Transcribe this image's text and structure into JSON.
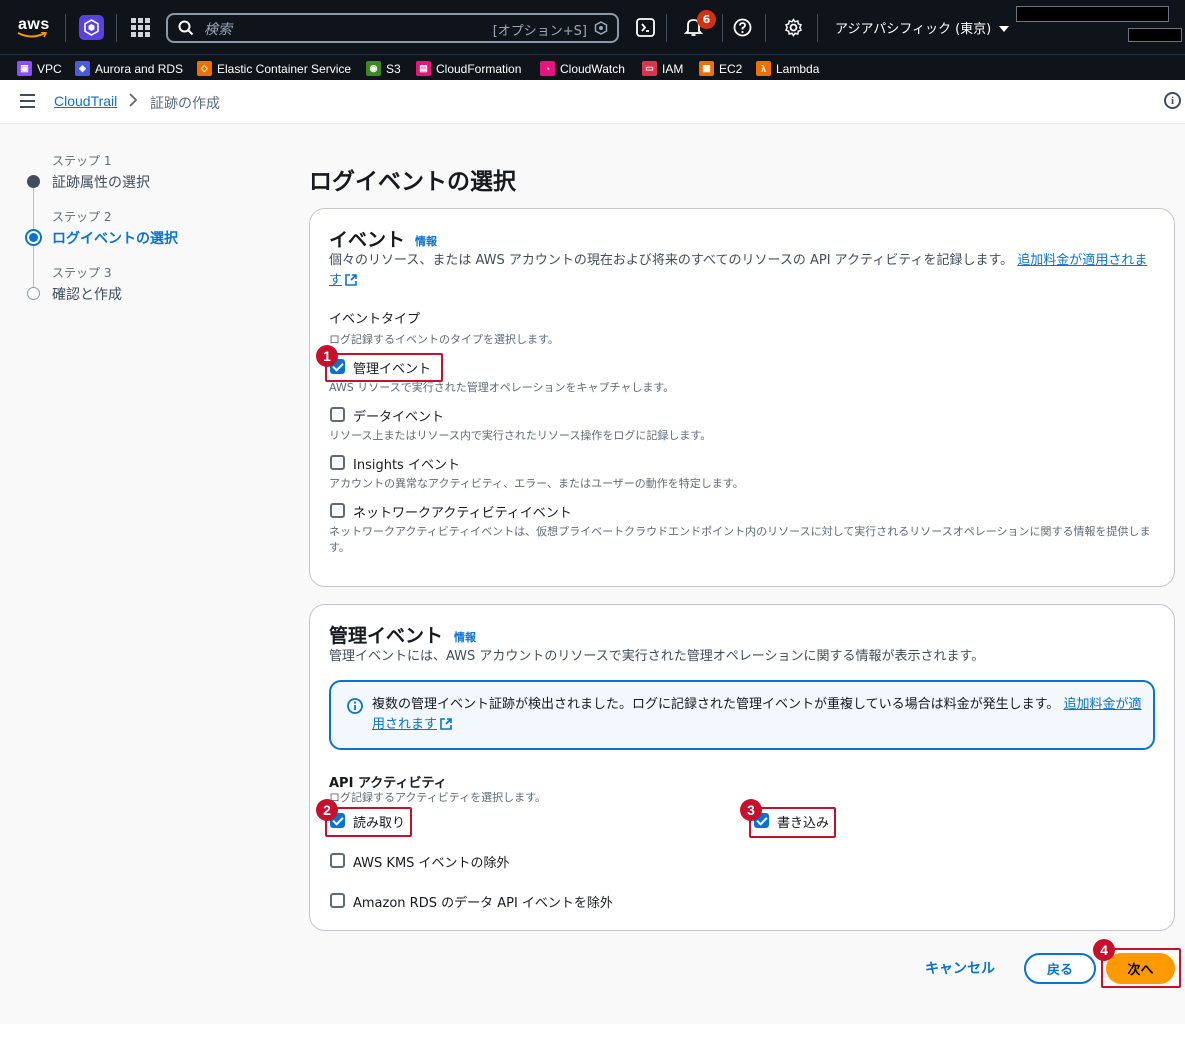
{
  "topnav": {
    "logo_text": "aws",
    "search_placeholder": "検索",
    "search_shortcut": "[オプション+S]",
    "notification_count": "6",
    "region": "アジアパシフィック (東京)",
    "icons": [
      "cube-icon",
      "grid-icon",
      "search-icon",
      "terminal-icon",
      "bell-icon",
      "help-icon",
      "gear-icon",
      "caret-down-icon"
    ]
  },
  "favorites": [
    {
      "label": "VPC",
      "color": "#8c4fff"
    },
    {
      "label": "Aurora and RDS",
      "color": "#4a5bde"
    },
    {
      "label": "Elastic Container Service",
      "color": "#ed7100"
    },
    {
      "label": "S3",
      "color": "#3f8624"
    },
    {
      "label": "CloudFormation",
      "color": "#e7157b"
    },
    {
      "label": "CloudWatch",
      "color": "#e7157b"
    },
    {
      "label": "IAM",
      "color": "#dd344c"
    },
    {
      "label": "EC2",
      "color": "#ed7100"
    },
    {
      "label": "Lambda",
      "color": "#ed7100"
    }
  ],
  "breadcrumb": {
    "service": "CloudTrail",
    "current": "証跡の作成"
  },
  "steps": [
    {
      "num": "ステップ 1",
      "label": "証跡属性の選択",
      "state": "done"
    },
    {
      "num": "ステップ 2",
      "label": "ログイベントの選択",
      "state": "active"
    },
    {
      "num": "ステップ 3",
      "label": "確認と作成",
      "state": "pending"
    }
  ],
  "page_title": "ログイベントの選択",
  "events_card": {
    "title": "イベント",
    "info": "情報",
    "desc_line1": "個々のリソース、または AWS アカウントの現在および将来のすべてのリソースの API アクティビティを記録します。",
    "desc_link_a": "追加料金が適",
    "desc_link_b": "用されます",
    "event_type_label": "イベントタイプ",
    "event_type_desc": "ログ記録するイベントのタイプを選択します。",
    "options": [
      {
        "label": "管理イベント",
        "desc": "AWS リソースで実行された管理オペレーションをキャプチャします。",
        "checked": true
      },
      {
        "label": "データイベント",
        "desc": "リソース上またはリソース内で実行されたリソース操作をログに記録します。",
        "checked": false
      },
      {
        "label": "Insights イベント",
        "desc": "アカウントの異常なアクティビティ、エラー、またはユーザーの動作を特定します。",
        "checked": false
      },
      {
        "label": "ネットワークアクティビティイベント",
        "desc": "ネットワークアクティビティイベントは、仮想プライベートクラウドエンドポイント内のリソースに対して実行されるリソースオペレーションに関する情報を提供します。",
        "checked": false
      }
    ]
  },
  "mgmt_card": {
    "title": "管理イベント",
    "info": "情報",
    "desc": "管理イベントには、AWS アカウントのリソースで実行された管理オペレーションに関する情報が表示されます。",
    "alert_text": "複数の管理イベント証跡が検出されました。ログに記録された管理イベントが重複している場合は料金が発生します。",
    "alert_link_a": "追",
    "alert_link_b": "加料金が適用されます",
    "api_label": "API アクティビティ",
    "api_desc": "ログ記録するアクティビティを選択します。",
    "read": {
      "label": "読み取り",
      "checked": true
    },
    "write": {
      "label": "書き込み",
      "checked": true
    },
    "exclude_kms": {
      "label": "AWS KMS イベントの除外",
      "checked": false
    },
    "exclude_rds": {
      "label": "Amazon RDS のデータ API イベントを除外",
      "checked": false
    }
  },
  "annotations": [
    "1",
    "2",
    "3",
    "4"
  ],
  "buttons": {
    "cancel": "キャンセル",
    "back": "戻る",
    "next": "次へ"
  },
  "colors": {
    "accent": "#0972d3",
    "primary_button": "#ff9900",
    "annotation": "#c6102e",
    "nav_bg": "#0f141a"
  }
}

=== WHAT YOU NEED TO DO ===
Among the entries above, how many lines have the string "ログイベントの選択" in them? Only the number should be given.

=== EXERCISE RESPONSE ===
2